*** DATASET ***
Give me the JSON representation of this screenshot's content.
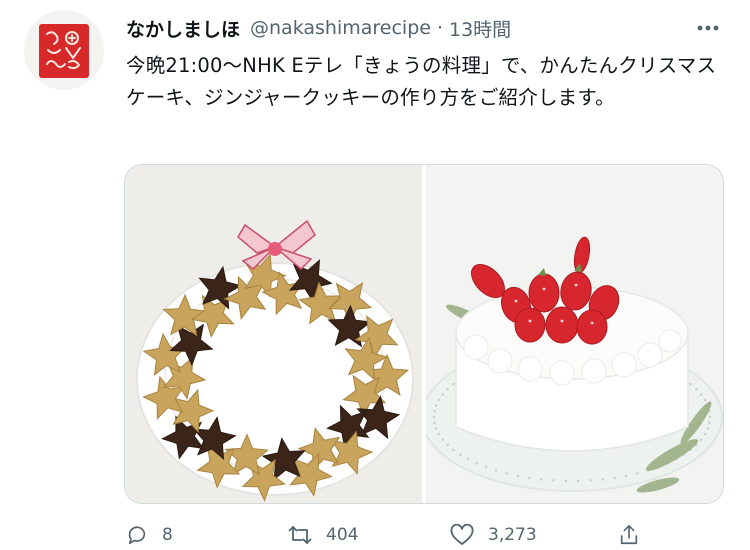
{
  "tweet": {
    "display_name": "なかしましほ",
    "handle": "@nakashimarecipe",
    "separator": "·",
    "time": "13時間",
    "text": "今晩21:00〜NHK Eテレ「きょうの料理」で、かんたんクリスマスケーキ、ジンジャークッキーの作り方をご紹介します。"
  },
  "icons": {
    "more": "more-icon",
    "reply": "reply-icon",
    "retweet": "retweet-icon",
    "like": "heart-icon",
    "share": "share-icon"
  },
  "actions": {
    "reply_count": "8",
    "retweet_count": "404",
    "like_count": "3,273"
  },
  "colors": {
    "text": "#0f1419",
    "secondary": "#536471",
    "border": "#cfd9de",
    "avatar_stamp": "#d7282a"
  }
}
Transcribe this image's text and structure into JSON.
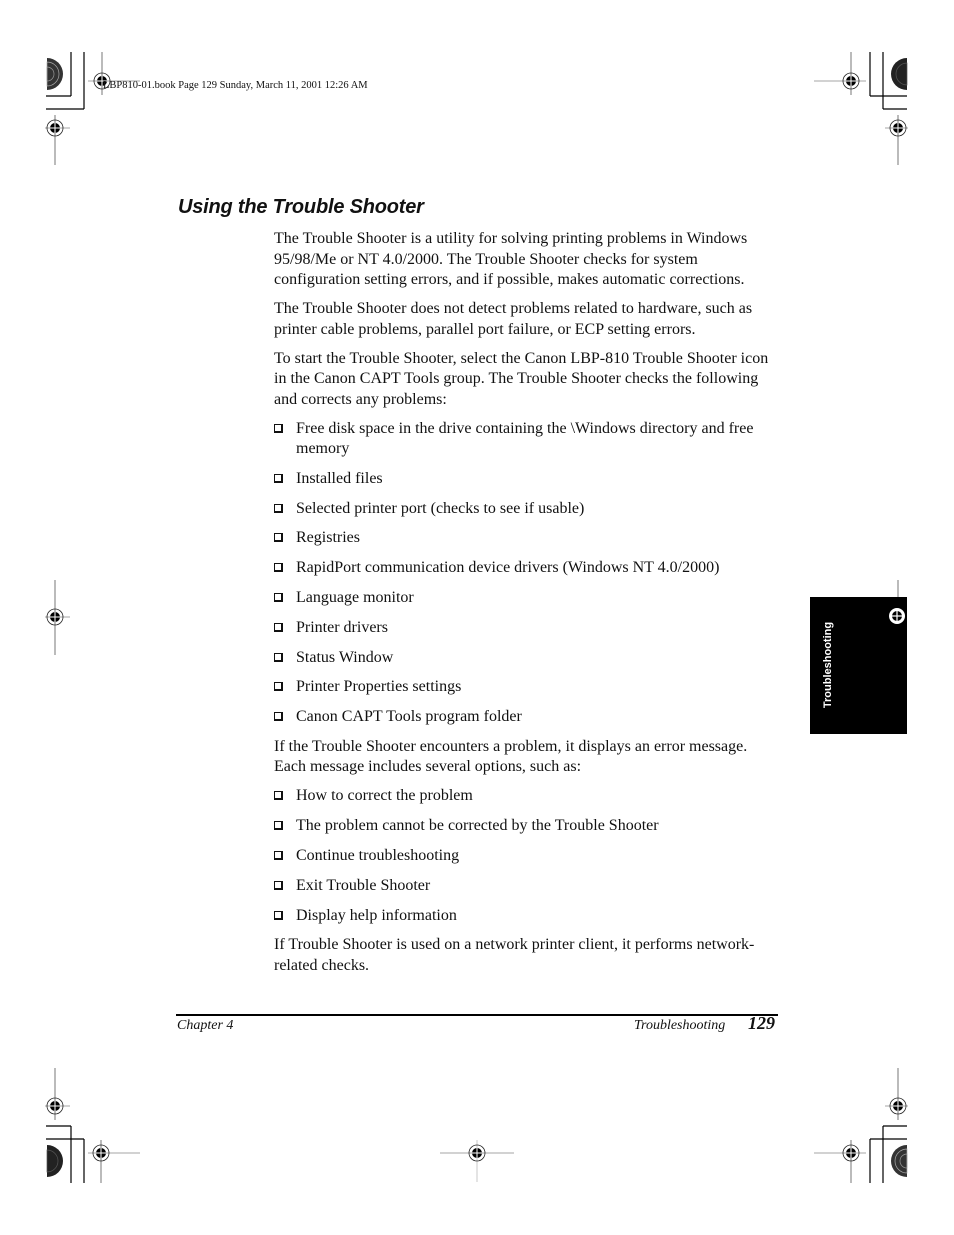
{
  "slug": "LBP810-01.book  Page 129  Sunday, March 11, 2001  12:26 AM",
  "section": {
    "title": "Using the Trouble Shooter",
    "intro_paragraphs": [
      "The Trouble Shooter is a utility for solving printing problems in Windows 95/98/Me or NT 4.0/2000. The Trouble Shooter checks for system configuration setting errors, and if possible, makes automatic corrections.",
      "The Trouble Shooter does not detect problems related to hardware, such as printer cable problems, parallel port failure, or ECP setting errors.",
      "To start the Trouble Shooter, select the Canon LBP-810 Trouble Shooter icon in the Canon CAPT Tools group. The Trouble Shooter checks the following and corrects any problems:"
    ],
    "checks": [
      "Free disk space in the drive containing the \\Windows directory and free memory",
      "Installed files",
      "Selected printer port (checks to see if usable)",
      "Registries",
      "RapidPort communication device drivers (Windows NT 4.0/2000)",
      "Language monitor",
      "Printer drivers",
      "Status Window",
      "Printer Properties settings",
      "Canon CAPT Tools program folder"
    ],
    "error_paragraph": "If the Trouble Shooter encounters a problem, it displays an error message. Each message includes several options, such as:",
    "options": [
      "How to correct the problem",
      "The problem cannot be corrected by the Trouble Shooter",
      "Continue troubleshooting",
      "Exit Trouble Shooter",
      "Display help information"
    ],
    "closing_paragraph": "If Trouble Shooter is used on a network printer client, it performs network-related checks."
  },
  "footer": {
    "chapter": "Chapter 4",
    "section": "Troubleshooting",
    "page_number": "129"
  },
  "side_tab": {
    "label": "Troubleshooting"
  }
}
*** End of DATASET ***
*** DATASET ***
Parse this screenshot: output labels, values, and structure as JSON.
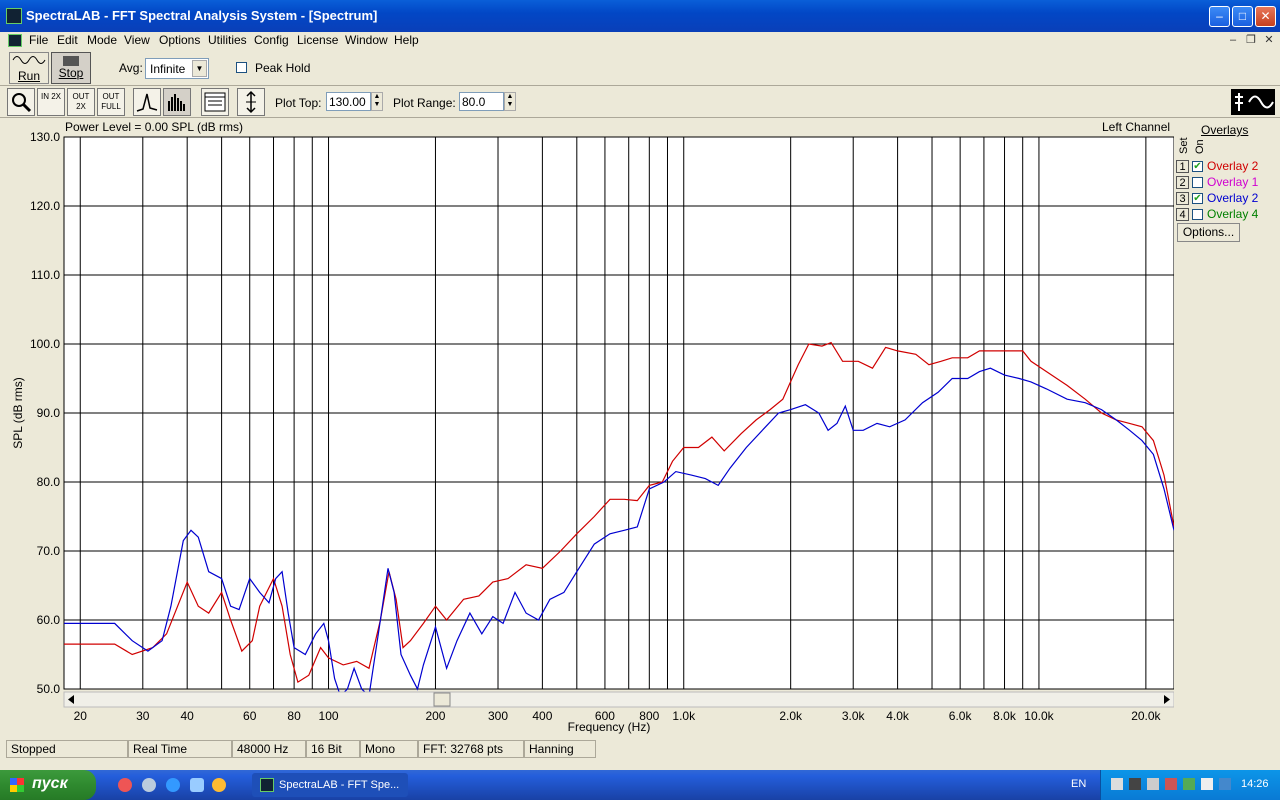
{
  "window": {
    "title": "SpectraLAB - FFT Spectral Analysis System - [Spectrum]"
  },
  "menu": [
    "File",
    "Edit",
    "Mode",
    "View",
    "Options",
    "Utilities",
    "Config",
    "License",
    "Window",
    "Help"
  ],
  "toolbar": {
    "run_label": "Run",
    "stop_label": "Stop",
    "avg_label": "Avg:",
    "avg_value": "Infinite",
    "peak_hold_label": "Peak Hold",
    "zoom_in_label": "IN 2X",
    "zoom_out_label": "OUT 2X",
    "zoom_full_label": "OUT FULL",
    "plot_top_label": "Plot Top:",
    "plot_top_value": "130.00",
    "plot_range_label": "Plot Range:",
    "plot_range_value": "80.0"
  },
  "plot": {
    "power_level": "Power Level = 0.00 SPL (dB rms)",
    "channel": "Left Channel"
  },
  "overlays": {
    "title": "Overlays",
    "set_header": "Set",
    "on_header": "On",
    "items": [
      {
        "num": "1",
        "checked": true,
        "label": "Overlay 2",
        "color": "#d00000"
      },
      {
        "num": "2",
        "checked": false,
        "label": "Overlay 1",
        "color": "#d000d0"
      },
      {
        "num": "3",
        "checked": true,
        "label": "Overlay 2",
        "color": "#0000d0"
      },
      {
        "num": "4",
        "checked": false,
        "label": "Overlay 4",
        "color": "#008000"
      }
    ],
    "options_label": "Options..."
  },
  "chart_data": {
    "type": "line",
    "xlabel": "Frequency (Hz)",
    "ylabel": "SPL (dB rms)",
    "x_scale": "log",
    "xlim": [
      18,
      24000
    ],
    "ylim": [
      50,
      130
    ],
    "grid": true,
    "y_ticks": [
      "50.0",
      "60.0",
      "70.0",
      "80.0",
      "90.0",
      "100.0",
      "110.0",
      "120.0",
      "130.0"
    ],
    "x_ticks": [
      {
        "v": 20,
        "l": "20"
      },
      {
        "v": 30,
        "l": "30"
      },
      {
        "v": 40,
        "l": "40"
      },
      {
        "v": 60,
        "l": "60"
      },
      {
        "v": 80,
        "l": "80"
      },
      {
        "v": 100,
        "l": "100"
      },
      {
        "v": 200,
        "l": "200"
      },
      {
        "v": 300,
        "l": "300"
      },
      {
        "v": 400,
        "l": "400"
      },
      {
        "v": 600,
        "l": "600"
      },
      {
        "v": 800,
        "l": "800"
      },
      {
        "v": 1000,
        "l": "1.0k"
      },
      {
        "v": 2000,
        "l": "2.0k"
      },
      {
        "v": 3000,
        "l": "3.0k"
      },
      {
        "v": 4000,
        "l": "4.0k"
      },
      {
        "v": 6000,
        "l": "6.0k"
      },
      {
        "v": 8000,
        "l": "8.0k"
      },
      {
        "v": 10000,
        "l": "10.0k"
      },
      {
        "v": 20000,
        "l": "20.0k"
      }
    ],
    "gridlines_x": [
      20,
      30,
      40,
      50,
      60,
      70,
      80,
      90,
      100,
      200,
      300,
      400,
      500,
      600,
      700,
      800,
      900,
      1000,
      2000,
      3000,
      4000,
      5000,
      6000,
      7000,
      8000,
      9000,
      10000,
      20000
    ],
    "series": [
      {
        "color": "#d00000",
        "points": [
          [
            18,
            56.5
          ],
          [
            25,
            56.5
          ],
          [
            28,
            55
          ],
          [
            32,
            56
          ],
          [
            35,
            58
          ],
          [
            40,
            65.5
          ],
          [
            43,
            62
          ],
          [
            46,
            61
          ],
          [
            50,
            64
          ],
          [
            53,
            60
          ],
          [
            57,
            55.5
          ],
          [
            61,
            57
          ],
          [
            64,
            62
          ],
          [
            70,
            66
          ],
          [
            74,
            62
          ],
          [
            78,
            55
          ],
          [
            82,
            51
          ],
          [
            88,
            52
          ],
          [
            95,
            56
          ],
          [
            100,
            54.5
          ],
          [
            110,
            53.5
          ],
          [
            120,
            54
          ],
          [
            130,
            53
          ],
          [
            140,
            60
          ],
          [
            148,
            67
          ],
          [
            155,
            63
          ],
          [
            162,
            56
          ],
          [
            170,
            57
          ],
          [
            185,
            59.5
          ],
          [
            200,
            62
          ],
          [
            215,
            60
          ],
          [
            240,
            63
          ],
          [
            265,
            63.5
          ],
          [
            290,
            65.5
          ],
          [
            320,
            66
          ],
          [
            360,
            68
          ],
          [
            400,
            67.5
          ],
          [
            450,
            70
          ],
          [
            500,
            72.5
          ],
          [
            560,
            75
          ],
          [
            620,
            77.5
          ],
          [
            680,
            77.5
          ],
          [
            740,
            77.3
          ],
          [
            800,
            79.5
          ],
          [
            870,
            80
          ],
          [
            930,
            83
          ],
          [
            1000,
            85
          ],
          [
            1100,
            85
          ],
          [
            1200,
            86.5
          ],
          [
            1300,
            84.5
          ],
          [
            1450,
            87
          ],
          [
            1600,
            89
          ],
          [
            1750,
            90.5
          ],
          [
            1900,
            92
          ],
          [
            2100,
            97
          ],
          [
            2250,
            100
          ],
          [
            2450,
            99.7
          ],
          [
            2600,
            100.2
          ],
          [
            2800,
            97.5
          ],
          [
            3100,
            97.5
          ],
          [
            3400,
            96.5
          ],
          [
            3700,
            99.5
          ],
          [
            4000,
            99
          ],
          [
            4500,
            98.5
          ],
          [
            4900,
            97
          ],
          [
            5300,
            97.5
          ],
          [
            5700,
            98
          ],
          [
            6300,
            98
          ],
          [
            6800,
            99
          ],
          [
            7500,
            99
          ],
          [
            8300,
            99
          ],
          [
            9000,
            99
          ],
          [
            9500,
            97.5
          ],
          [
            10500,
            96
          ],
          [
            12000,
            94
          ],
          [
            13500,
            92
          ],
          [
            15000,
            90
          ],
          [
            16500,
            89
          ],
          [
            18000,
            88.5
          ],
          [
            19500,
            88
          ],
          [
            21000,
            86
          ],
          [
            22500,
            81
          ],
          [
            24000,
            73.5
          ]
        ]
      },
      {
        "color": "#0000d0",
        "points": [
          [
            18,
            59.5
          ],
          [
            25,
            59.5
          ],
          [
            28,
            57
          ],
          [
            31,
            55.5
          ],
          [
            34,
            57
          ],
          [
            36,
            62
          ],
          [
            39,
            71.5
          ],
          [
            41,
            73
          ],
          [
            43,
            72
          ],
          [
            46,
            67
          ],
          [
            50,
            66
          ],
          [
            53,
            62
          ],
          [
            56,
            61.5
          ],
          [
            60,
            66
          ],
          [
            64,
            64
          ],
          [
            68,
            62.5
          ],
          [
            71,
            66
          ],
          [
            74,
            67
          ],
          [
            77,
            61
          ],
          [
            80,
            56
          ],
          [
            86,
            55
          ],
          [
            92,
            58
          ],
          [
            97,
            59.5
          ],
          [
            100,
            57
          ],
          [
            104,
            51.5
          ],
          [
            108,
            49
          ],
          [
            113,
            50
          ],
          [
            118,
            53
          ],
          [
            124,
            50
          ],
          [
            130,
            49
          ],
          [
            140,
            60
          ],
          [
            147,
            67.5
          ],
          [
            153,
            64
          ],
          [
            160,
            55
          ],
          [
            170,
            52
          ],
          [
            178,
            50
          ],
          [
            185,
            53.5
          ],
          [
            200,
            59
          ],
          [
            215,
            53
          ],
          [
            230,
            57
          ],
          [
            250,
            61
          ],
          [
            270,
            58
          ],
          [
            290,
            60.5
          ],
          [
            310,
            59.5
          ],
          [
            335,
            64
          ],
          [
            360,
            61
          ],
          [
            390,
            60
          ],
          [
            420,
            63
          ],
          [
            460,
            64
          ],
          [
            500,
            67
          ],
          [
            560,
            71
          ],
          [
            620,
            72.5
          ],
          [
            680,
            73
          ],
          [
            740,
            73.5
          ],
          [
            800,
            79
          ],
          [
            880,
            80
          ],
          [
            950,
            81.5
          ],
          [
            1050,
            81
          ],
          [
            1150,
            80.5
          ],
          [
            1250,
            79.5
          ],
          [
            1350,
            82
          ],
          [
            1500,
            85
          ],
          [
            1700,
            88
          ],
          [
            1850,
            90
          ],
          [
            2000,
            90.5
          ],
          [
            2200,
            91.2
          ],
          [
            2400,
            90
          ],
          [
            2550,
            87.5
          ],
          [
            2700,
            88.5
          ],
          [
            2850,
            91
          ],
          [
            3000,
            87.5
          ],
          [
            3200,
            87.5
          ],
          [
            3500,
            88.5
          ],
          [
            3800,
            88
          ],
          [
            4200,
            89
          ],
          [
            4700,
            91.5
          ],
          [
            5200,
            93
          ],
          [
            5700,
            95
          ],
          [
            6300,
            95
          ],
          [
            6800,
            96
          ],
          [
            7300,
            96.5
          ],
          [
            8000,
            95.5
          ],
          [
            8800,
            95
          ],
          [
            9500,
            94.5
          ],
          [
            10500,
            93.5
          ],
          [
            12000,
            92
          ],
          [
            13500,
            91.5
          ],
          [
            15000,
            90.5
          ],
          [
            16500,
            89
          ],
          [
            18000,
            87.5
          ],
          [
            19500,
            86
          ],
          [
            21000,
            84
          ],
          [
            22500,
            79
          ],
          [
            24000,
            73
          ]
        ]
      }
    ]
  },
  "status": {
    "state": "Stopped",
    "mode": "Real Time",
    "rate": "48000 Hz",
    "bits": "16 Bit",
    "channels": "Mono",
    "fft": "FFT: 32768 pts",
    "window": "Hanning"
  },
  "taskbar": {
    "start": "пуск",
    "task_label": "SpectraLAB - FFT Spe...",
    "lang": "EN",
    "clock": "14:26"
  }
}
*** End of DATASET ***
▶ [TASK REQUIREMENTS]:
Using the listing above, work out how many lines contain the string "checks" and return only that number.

▶ [REPLY]:
5